In an interesting convergence, the new United States Mexico Canada Agreement (USMCA) trade deal has taken effect within days of celebrating Independence Day here in the United States of America. The new deal replaces the old North American Free Trade Agreement (NAFTA) that was implemented on January 1, 1994. While the net effect of NAFTA has been the subject of spirited debate, there are two unfortunate realities. First, the US trade deficit with these countries increased from $17 billion to over $177 billion per year, and over 800,000 US jobs were displaced during NAFTA’s 26-year existence. Likewise, and worse for Americans, since China joined the World Trade Organization (WTO) in 2001, 3.4 million US jobs have been displaced, and the annual US trade deficit with them peaked in 2018 at over $400 billion. To add insult to injury, trade with China has strengthened a totalitarian regime that oppresses the Chinese people and views the United States as an obstacle to their global ambitions.
In achieving the goal of helping to level the playing field, the new USMCA deal and others that could follow will likely increase the costs of goods produced in what were previously identified as “low cost regions.” In addition to trade deal changes, the costs of “low cost region” supply chains have been severely impacted by things like increased tariffs, the COVID-19 pandemic, natural disasters, wage growth, energy costs, and destabilizing factors, which include crime and the threat of armed conflict.
So as Americans celebrate Independence Day this year, many US companies are declaring independence from offshore supply chains. The Thomas Industrial Survey, for example, recently reported that 64% of manufacturers are likely to bring production and sourcing to North America, and this number has been growing. The Institute for Supply Management reports that nearly 75% of companies are reporting supply chain disruptions due to the coronavirus. It’s no wonder more and more firms are reshoring.
Numerous case studies reveal that manufacturers that reshore can expect to reap improvements in a number of areas, including product quality, lead times and delivery, inventory costs, innovation and faster product development, and reduced threat of theft of intellectual property and supply interruptions, among other benefits. As a result, manufacturers are looking to achieve a reduction in the Total Cost of Ownership (TCO) of the products that they begin to source domestically.

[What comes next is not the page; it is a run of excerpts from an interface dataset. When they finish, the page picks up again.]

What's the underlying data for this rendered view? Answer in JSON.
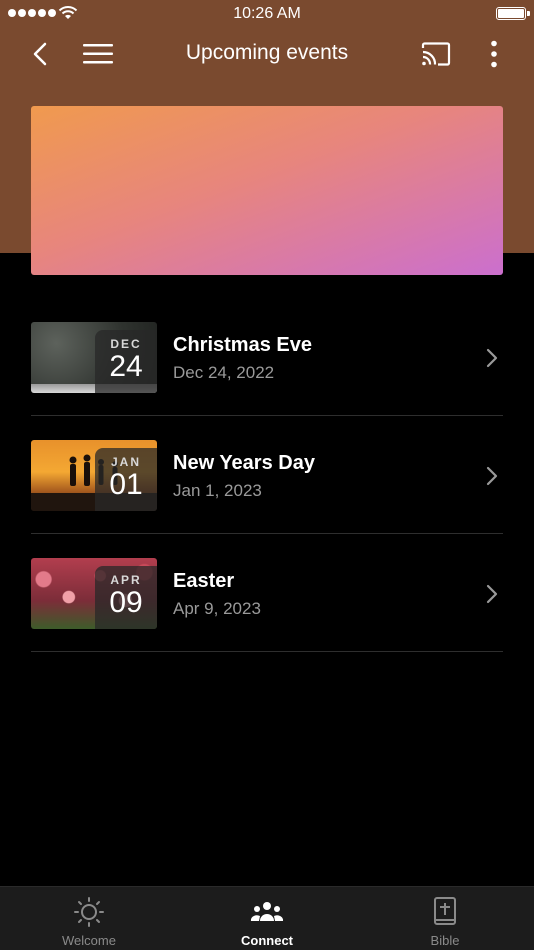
{
  "status_bar": {
    "time": "10:26 AM"
  },
  "header": {
    "title": "Upcoming events"
  },
  "events": [
    {
      "month": "DEC",
      "day": "24",
      "title": "Christmas Eve",
      "date": "Dec 24, 2022"
    },
    {
      "month": "JAN",
      "day": "01",
      "title": "New Years Day",
      "date": "Jan 1, 2023"
    },
    {
      "month": "APR",
      "day": "09",
      "title": "Easter",
      "date": "Apr 9, 2023"
    }
  ],
  "tab_bar": {
    "tabs": [
      {
        "label": "Welcome",
        "icon": "sun-icon",
        "active": false
      },
      {
        "label": "Connect",
        "icon": "people-icon",
        "active": true
      },
      {
        "label": "Bible",
        "icon": "bible-icon",
        "active": false
      }
    ]
  },
  "colors": {
    "header_bg": "#7a4a2f",
    "hero_gradient_start": "#f09a4e",
    "hero_gradient_end": "#cb6fce",
    "secondary_text": "#9a9a9a"
  }
}
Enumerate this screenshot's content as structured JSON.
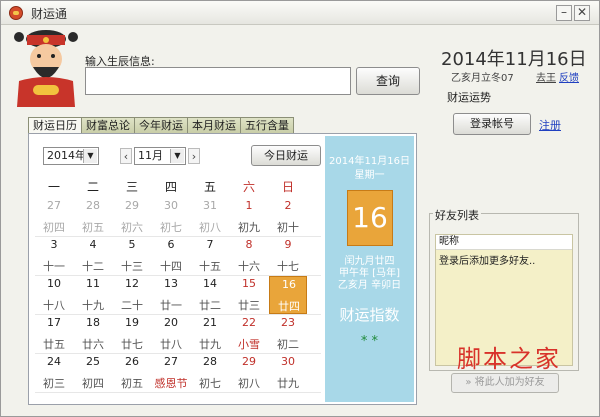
{
  "window": {
    "title": "财运通"
  },
  "input": {
    "label": "输入生辰信息:",
    "value": "",
    "placeholder": ""
  },
  "query_button": "查询",
  "header": {
    "date": "2014年11月16日",
    "lunar": "乙亥月立冬07",
    "weather_link": "去王",
    "feedback_link": "反馈",
    "fortune_label": "财运运势"
  },
  "login_button": "登录帐号",
  "register_link": "注册",
  "tabs": [
    {
      "label": "财运日历",
      "active": true
    },
    {
      "label": "财富总论",
      "active": false
    },
    {
      "label": "今年财运",
      "active": false
    },
    {
      "label": "本月财运",
      "active": false
    },
    {
      "label": "五行含量",
      "active": false
    }
  ],
  "calendar": {
    "year": "2014年",
    "month": "11月",
    "today_button": "今日财运",
    "weekdays": [
      "一",
      "二",
      "三",
      "四",
      "五",
      "六",
      "日"
    ],
    "weeks": [
      [
        {
          "d": "27",
          "l": "初四",
          "dim": true
        },
        {
          "d": "28",
          "l": "初五",
          "dim": true
        },
        {
          "d": "29",
          "l": "初六",
          "dim": true
        },
        {
          "d": "30",
          "l": "初七",
          "dim": true
        },
        {
          "d": "31",
          "l": "初八",
          "dim": true
        },
        {
          "d": "1",
          "l": "初九",
          "red": true
        },
        {
          "d": "2",
          "l": "初十",
          "red": true
        }
      ],
      [
        {
          "d": "3",
          "l": "十一"
        },
        {
          "d": "4",
          "l": "十二"
        },
        {
          "d": "5",
          "l": "十三"
        },
        {
          "d": "6",
          "l": "十四"
        },
        {
          "d": "7",
          "l": "十五"
        },
        {
          "d": "8",
          "l": "十六",
          "red": true
        },
        {
          "d": "9",
          "l": "十七",
          "red": true
        }
      ],
      [
        {
          "d": "10",
          "l": "十八"
        },
        {
          "d": "11",
          "l": "十九"
        },
        {
          "d": "12",
          "l": "二十"
        },
        {
          "d": "13",
          "l": "廿一"
        },
        {
          "d": "14",
          "l": "廿二"
        },
        {
          "d": "15",
          "l": "廿三",
          "red": true
        },
        {
          "d": "16",
          "l": "廿四",
          "red": true,
          "today": true
        }
      ],
      [
        {
          "d": "17",
          "l": "廿五"
        },
        {
          "d": "18",
          "l": "廿六"
        },
        {
          "d": "19",
          "l": "廿七"
        },
        {
          "d": "20",
          "l": "廿八"
        },
        {
          "d": "21",
          "l": "廿九"
        },
        {
          "d": "22",
          "l": "小雪",
          "red": true,
          "lred": true
        },
        {
          "d": "23",
          "l": "初二",
          "red": true
        }
      ],
      [
        {
          "d": "24",
          "l": "初三"
        },
        {
          "d": "25",
          "l": "初四"
        },
        {
          "d": "26",
          "l": "初五"
        },
        {
          "d": "27",
          "l": "感恩节",
          "lred": true
        },
        {
          "d": "28",
          "l": "初七"
        },
        {
          "d": "29",
          "l": "初八",
          "red": true
        },
        {
          "d": "30",
          "l": "廿九",
          "red": true
        }
      ]
    ]
  },
  "side": {
    "date": "2014年11月16日",
    "weekday": "星期一",
    "day": "16",
    "lunar": "闰九月廿四",
    "ganzhi_year": "甲午年 [马年]",
    "ganzhi_month": "乙亥月 辛卯日",
    "index_label": "财运指数",
    "stars": "* *"
  },
  "friends": {
    "title": "好友列表",
    "header": "昵称",
    "item": "登录后添加更多好友..",
    "add_button": "» 将此人加为好友"
  },
  "watermark": {
    "text": "脚本之家",
    "url": "www.jb51.net"
  }
}
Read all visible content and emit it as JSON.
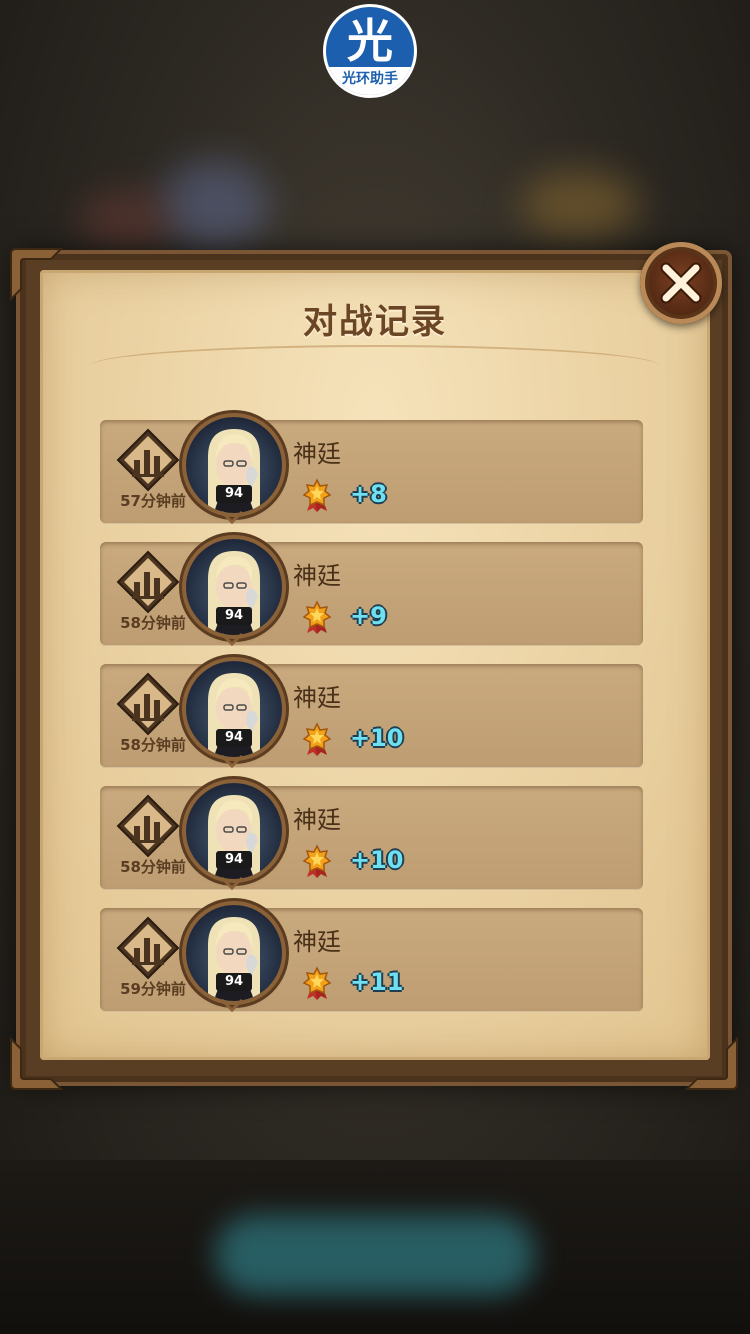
{
  "watermark": {
    "glyph": "光",
    "text": "光环助手"
  },
  "panel": {
    "title": "对战记录"
  },
  "close": {
    "icon": "close-icon"
  },
  "colors": {
    "score": "#6ee0f0",
    "panel": "#ecd4a6",
    "frame": "#5a3e24"
  },
  "records": [
    {
      "time": "57分钟前",
      "name": "神廷",
      "level": "94",
      "score": "+8"
    },
    {
      "time": "58分钟前",
      "name": "神廷",
      "level": "94",
      "score": "+9"
    },
    {
      "time": "58分钟前",
      "name": "神廷",
      "level": "94",
      "score": "+10"
    },
    {
      "time": "58分钟前",
      "name": "神廷",
      "level": "94",
      "score": "+10"
    },
    {
      "time": "59分钟前",
      "name": "神廷",
      "level": "94",
      "score": "+11"
    }
  ]
}
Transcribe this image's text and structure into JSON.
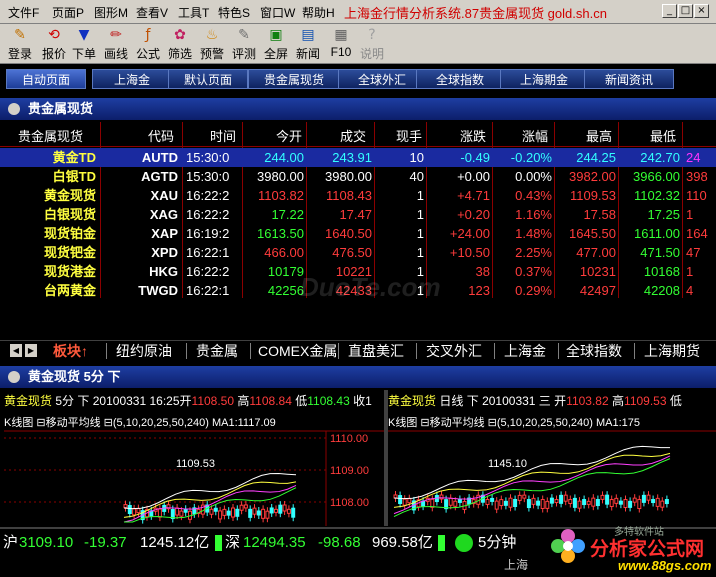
{
  "menu": [
    "文件F",
    "页面P",
    "图形M",
    "查看V",
    "工具T",
    "特色S",
    "窗口W",
    "帮助H"
  ],
  "app_title": "上海金行情分析系统.87贵金属现货 gold.sh.cn",
  "window_buttons": [
    "_",
    "□",
    "×"
  ],
  "toolbar": [
    {
      "label": "登录",
      "icon": "login-icon"
    },
    {
      "label": "报价",
      "icon": "quote-icon"
    },
    {
      "label": "下单",
      "icon": "order-icon"
    },
    {
      "label": "画线",
      "icon": "draw-icon"
    },
    {
      "label": "公式",
      "icon": "formula-icon"
    },
    {
      "label": "筛选",
      "icon": "filter-icon"
    },
    {
      "label": "预警",
      "icon": "alert-icon"
    },
    {
      "label": "评测",
      "icon": "evaluate-icon"
    },
    {
      "label": "全屏",
      "icon": "fullscreen-icon"
    },
    {
      "label": "新闻",
      "icon": "news-icon"
    },
    {
      "label": "F10",
      "icon": "f10-icon"
    },
    {
      "label": "说明",
      "icon": "help-icon"
    }
  ],
  "page_tabs": [
    "自动页面",
    "上海金",
    "默认页面",
    "贵金属现货",
    "全球外汇",
    "全球指数",
    "上海期金",
    "新闻资讯"
  ],
  "active_page_tab": "自动页面",
  "quote_panel_title": "贵金属现货",
  "quote_table": {
    "columns": [
      "贵金属现货",
      "代码",
      "时间",
      "今开",
      "成交",
      "现手",
      "涨跌",
      "涨幅",
      "最高",
      "最低",
      ""
    ],
    "rows": [
      {
        "name": "黄金TD",
        "code": "AUTD",
        "time": "15:30:0",
        "open": "244.00",
        "last": "243.91",
        "vol": "10",
        "chg": "-0.49",
        "pct": "-0.20%",
        "high": "244.25",
        "low": "242.70",
        "extra": "24"
      },
      {
        "name": "白银TD",
        "code": "AGTD",
        "time": "15:30:0",
        "open": "3980.00",
        "last": "3980.00",
        "vol": "40",
        "chg": "+0.00",
        "pct": "0.00%",
        "high": "3982.00",
        "low": "3966.00",
        "extra": "398"
      },
      {
        "name": "黄金现货",
        "code": "XAU",
        "time": "16:22:2",
        "open": "1103.82",
        "last": "1108.43",
        "vol": "1",
        "chg": "+4.71",
        "pct": "0.43%",
        "high": "1109.53",
        "low": "1102.32",
        "extra": "110"
      },
      {
        "name": "白银现货",
        "code": "XAG",
        "time": "16:22:2",
        "open": "17.22",
        "last": "17.47",
        "vol": "1",
        "chg": "+0.20",
        "pct": "1.16%",
        "high": "17.58",
        "low": "17.25",
        "extra": "1"
      },
      {
        "name": "现货铂金",
        "code": "XAP",
        "time": "16:19:2",
        "open": "1613.50",
        "last": "1640.50",
        "vol": "1",
        "chg": "+24.00",
        "pct": "1.48%",
        "high": "1645.50",
        "low": "1611.00",
        "extra": "164"
      },
      {
        "name": "现货钯金",
        "code": "XPD",
        "time": "16:22:1",
        "open": "466.00",
        "last": "476.50",
        "vol": "1",
        "chg": "+10.50",
        "pct": "2.25%",
        "high": "477.00",
        "low": "471.50",
        "extra": "47"
      },
      {
        "name": "现货港金",
        "code": "HKG",
        "time": "16:22:2",
        "open": "10179",
        "last": "10221",
        "vol": "1",
        "chg": "38",
        "pct": "0.37%",
        "high": "10231",
        "low": "10168",
        "extra": "1"
      },
      {
        "name": "台两黄金",
        "code": "TWGD",
        "time": "16:22:1",
        "open": "42256",
        "last": "42433",
        "vol": "1",
        "chg": "123",
        "pct": "0.29%",
        "high": "42497",
        "low": "42208",
        "extra": "4"
      }
    ]
  },
  "watermark_text": "DuoTe.com",
  "quote_tabs": [
    "板块↑",
    "纽约原油",
    "贵金属",
    "COMEX金属",
    "直盘美汇",
    "交叉外汇",
    "上海金",
    "全球指数",
    "上海期货"
  ],
  "chart_section_title": "黄金现货 5分 下",
  "chart_left": {
    "header_name": "黄金现货",
    "header_period": "5分",
    "header_dir": "下",
    "header_time": "20100331 16:25",
    "open_label": "开",
    "open": "1108.50",
    "high_label": "高",
    "high": "1108.84",
    "low_label": "低",
    "low": "1108.43",
    "close_label": "收1",
    "sub": "K线图 ⊟移动平均线 ⊟(5,10,20,25,50,240) MA1:1117.09",
    "peak_label": "1109.53",
    "y_ticks": [
      "1110.00",
      "1109.00",
      "1108.00"
    ]
  },
  "chart_right": {
    "header_name": "黄金现货",
    "header_period": "日线",
    "header_dir": "下",
    "header_time": "20100331 三",
    "open_label": "开",
    "open": "1103.82",
    "high_label": "高",
    "high": "1109.53",
    "low_label": "低",
    "sub": "K线图 ⊟移动平均线 ⊟(5,10,20,25,50,240) MA1:175",
    "peak_label": "1145.10"
  },
  "status_bar": {
    "sh_label": "沪",
    "sh_index": "3109.10",
    "sh_chg": "-19.37",
    "sh_amt": "1245.12亿",
    "sz_label": "深",
    "sz_index": "12494.35",
    "sz_chg": "-98.68",
    "sz_amt": "969.58亿",
    "period": "5分钟",
    "bottom": "上海"
  },
  "logo": {
    "brand": "分析家公式网",
    "url": "www.88gs.com",
    "small": "多特软件站"
  },
  "colors": {
    "up": "#ff3c3c",
    "down": "#33ff33",
    "neutral": "#ffffff",
    "name": "#ffff40",
    "code": "#ffffff",
    "accent": "#d00000"
  }
}
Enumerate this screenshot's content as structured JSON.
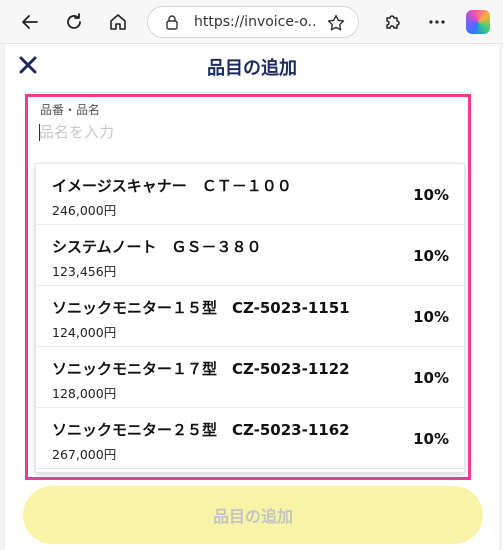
{
  "browser": {
    "url": "https://invoice-o..."
  },
  "app": {
    "title": "品目の追加",
    "search": {
      "label": "品番・品名",
      "placeholder": "品名を入力"
    },
    "items": [
      {
        "name": "イメージスキャナー　ＣＴ－１００",
        "price": "246,000円",
        "tax": "10%"
      },
      {
        "name": "システムノート　ＧＳ－３８０",
        "price": "123,456円",
        "tax": "10%"
      },
      {
        "name": "ソニックモニター１５型　CZ-5023-1151",
        "price": "124,000円",
        "tax": "10%"
      },
      {
        "name": "ソニックモニター１７型　CZ-5023-1122",
        "price": "128,000円",
        "tax": "10%"
      },
      {
        "name": "ソニックモニター２５型　CZ-5023-1162",
        "price": "267,000円",
        "tax": "10%"
      }
    ],
    "submit_label": "品目の追加"
  },
  "colors": {
    "highlight": "#ec3b93",
    "title": "#1e2a5e",
    "submit_bg": "#f8f3a6"
  }
}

In our experience with our customers, reshoring, and even changing suppliers within the same country for that matter, can be a daunting task. There are tools and methodologies, however, that we find make the process much less susceptible to potential pitfalls, and minimize both the cycle time and cost of the project.
Robust configuration management and ERP systems, for example, are essential to get the right products at the right time. Hundreds, thousands, and even more parts need to be ordered and delivered at the correct revisions and at the right times in order to ensure supply continuity. Early collaboration, gold standard assemblies, both physical and digital, and even reverse or re-engineering can be key, especially to uncover and address “tribal knowledge” that is not captured in the technical documentation. Both the ability to quickly scale capacity, and rapid tooling development, including using 3-D printing, can also help ensure a smooth process.
Ultimately, we’ve found that our commitment to your success is the key factor in getting your products moved from an incumbent supplier in a timely and cost-effective manner. If you are looking to reshore your products to a US EMS contract manufacturer, we invite you to consider Liberty Electronics. Let freedom ring!